Scientists at the University of Liverpool have recently highlighted the ineffectiveness of a specific drug treatment for alcohol use disorders. Although treating alcohol use disorders with baclofen was linked to higher rates of abstinence than placebo, it was not associated with an increase in the number of abstinent days, nor did it decrease heavy drinking, craving, anxiety or depression, according to a study published in Addiction.
“Although why baclofen may have a therapeutic effect is unclear, research has highlighted a reduction in craving and negative mood (particularly anxiety and depression) as potential psychological mechanisms of action,” said Abigail K. Rose, psychological sciences, University of Liverpool, U.K. “Therefore, our analysis looked at several key drinking outcomes, as well as craving and negative mood.”
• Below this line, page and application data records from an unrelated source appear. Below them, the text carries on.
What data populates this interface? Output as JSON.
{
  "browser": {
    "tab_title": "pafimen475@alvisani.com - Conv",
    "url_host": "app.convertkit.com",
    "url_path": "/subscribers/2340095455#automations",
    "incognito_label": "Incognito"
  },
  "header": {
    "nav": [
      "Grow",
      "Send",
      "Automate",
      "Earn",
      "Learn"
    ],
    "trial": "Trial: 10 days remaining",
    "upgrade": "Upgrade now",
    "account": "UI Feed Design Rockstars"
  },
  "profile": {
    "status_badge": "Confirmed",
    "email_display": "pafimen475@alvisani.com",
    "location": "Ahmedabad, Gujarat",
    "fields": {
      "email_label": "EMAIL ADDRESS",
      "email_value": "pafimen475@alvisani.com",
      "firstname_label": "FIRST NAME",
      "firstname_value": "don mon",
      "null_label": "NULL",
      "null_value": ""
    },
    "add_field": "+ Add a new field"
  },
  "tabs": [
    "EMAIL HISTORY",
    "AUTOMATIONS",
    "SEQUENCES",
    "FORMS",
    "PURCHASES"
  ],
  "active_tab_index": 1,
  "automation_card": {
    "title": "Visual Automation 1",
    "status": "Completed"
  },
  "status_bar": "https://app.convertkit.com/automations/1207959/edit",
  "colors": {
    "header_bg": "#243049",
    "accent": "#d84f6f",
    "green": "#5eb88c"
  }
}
To determine whether baclofen for the treatment of alcohol use disorders improved drinking outcomes compared with placebo, Rose and Andrew Jones, conducted a meta-analysis of 12 randomized controlled trials that provided data on heavy drinking days, abstinence days and/or abstinence rates, or craving, anxiety and/or depression.
Results from the intention-to-treat analysis showed that baclofen was only associated with higher rates of abstinence compared with placebo. Treatment with baclofen did not show the superior effect on increasing abstinence days or decreasing heavy drinking days, cravings, anxiety or depression.
“The outcome of the analysis was that baclofen is largely ineffective; compared with placebo, baclofen had no effect on any of the outcomes except abstinence rates at the end of treatment,” Rose said.Although baclofen demonstrated a positive effect on abstinence rates, data on this outcome are derived primarily from two trials with larger positive effects, according to the authors.
“Although the efficacy of baclofen is probably limited, the existing [randomized controlled trials] differed on many factors including dosage, length of treatment, concurrent psychosocial treatments, etc.,” said Rose. “Many of the trials were also underpowered, although the most recent trials were larger and still failed to find an effect of baclofen. Importantly, we don’t yet fully understand baclofen’s pharmacokinetics and how this may have an impact on therapeutic effect.”
In addition, the trials included in this analysis significantly differed in how they reported data on adverse events, highlighting an area where future research can improve findings on baclofen safety, efficacy and tolerability among patients with alcohol use disorders, according to Rose and Jones.
“It is possible that baclofen may still prove effective in particular drinking populations (eg, those with the alcohol-related liver disease who often can’t tolerate other pharmacotherapies),” Rose continued. “However, its increasing use is some countries, especially at higher doses, seems premature.”